The changes abandoned full preferential voting in favour of partial preferential voting, and ended party control over between-party preferences.

Before the changes, voters could only mark a single square when voting ATL, the ballot paper imputed to have the chosen party’s full list of preferences as registered with the Electoral Commission.

The new system abolished the tickets and allowed ATL voters to give second and further preferences, ballot paper instructions suggesting at least six preferences. Above the line votes continued to give parties and groups control over preferences between their own candidates, but ended party control over preferences to other parties and candidates.

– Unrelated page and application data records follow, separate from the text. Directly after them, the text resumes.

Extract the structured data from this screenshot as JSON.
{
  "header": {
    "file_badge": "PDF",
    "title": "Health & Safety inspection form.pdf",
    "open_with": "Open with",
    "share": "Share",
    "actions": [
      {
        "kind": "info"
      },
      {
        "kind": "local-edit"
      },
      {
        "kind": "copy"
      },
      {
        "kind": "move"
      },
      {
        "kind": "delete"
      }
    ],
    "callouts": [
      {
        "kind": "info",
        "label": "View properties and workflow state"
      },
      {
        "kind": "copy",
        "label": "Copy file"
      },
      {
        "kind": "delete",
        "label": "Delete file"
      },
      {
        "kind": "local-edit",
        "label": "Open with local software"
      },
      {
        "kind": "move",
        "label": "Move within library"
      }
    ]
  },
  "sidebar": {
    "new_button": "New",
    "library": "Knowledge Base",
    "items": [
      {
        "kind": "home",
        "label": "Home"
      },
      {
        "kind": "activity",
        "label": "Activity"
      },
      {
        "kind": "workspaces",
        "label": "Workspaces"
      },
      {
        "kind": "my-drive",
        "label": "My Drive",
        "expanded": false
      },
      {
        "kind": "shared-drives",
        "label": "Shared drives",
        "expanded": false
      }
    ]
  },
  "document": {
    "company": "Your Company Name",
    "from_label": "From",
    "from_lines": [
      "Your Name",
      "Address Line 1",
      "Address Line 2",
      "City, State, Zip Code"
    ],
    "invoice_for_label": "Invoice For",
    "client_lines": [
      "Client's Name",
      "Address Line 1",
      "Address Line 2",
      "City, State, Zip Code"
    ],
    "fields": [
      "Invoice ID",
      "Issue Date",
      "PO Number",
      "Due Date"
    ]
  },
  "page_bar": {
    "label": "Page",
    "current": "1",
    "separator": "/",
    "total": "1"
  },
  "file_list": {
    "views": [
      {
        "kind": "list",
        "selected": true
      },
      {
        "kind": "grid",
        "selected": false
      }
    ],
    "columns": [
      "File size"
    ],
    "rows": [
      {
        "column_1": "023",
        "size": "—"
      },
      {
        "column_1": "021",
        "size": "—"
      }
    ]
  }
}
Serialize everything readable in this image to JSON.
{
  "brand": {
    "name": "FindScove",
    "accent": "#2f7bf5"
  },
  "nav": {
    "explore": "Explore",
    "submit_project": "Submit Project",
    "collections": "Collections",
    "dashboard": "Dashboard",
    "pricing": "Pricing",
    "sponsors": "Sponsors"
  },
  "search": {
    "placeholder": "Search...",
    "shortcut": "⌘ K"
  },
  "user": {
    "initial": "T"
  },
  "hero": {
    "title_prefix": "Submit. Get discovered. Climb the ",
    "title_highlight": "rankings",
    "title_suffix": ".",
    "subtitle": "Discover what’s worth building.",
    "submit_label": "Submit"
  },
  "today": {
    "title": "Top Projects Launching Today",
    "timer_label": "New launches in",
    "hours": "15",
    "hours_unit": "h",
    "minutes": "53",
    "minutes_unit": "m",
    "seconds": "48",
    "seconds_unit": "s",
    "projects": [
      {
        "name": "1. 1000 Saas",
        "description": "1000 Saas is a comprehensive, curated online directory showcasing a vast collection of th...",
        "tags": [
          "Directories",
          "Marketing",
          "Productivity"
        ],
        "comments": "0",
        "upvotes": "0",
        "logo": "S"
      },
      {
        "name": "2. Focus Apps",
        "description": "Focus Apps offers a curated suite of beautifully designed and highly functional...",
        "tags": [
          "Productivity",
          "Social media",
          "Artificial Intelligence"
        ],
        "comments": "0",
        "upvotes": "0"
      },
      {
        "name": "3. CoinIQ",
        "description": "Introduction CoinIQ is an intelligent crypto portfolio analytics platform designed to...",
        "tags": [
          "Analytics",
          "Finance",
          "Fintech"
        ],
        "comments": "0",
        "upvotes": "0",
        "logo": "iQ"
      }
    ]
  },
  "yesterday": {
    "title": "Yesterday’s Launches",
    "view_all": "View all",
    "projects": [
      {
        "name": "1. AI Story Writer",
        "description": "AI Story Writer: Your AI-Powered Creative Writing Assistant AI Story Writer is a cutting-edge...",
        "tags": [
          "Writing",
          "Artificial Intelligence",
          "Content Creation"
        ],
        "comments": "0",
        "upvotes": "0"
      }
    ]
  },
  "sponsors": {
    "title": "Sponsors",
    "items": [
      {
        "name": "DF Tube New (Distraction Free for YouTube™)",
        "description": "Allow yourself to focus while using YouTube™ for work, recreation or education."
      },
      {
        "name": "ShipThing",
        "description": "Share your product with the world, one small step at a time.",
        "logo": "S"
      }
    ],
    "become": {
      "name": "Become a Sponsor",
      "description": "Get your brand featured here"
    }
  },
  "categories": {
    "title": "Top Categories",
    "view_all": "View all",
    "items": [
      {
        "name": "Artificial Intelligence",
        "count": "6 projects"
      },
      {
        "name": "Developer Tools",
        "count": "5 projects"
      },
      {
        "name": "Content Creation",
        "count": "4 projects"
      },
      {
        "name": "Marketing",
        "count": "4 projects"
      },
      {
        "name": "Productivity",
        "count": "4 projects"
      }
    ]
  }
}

Previously a BTL vote required a voter to mark preferences for all candidates on the ballot paper. Under the new system, ballot paper instructions stated that BTL voters should mark at least 12 preferences.

In an earlier post I went into the political impact of these changes and how the system performed at its second test, its first at a half-Senate election. (See How the new Senate Electoral System Performed at its first Half-Senate Election test.)

In this post I’m going to look at how voters reacted to the new electoral system and  whether they voted above or below the line. For each option, I look at how many preferences voters completed.

This will be the first of several posts over the next fortnight going into detail of how the Senate count unfolded in each state, how preferences flowed, and what impact parties and their how-to-votes had on preference flows.
Read More »2019 Senate Election – Above and Below the Line Vote Breakdown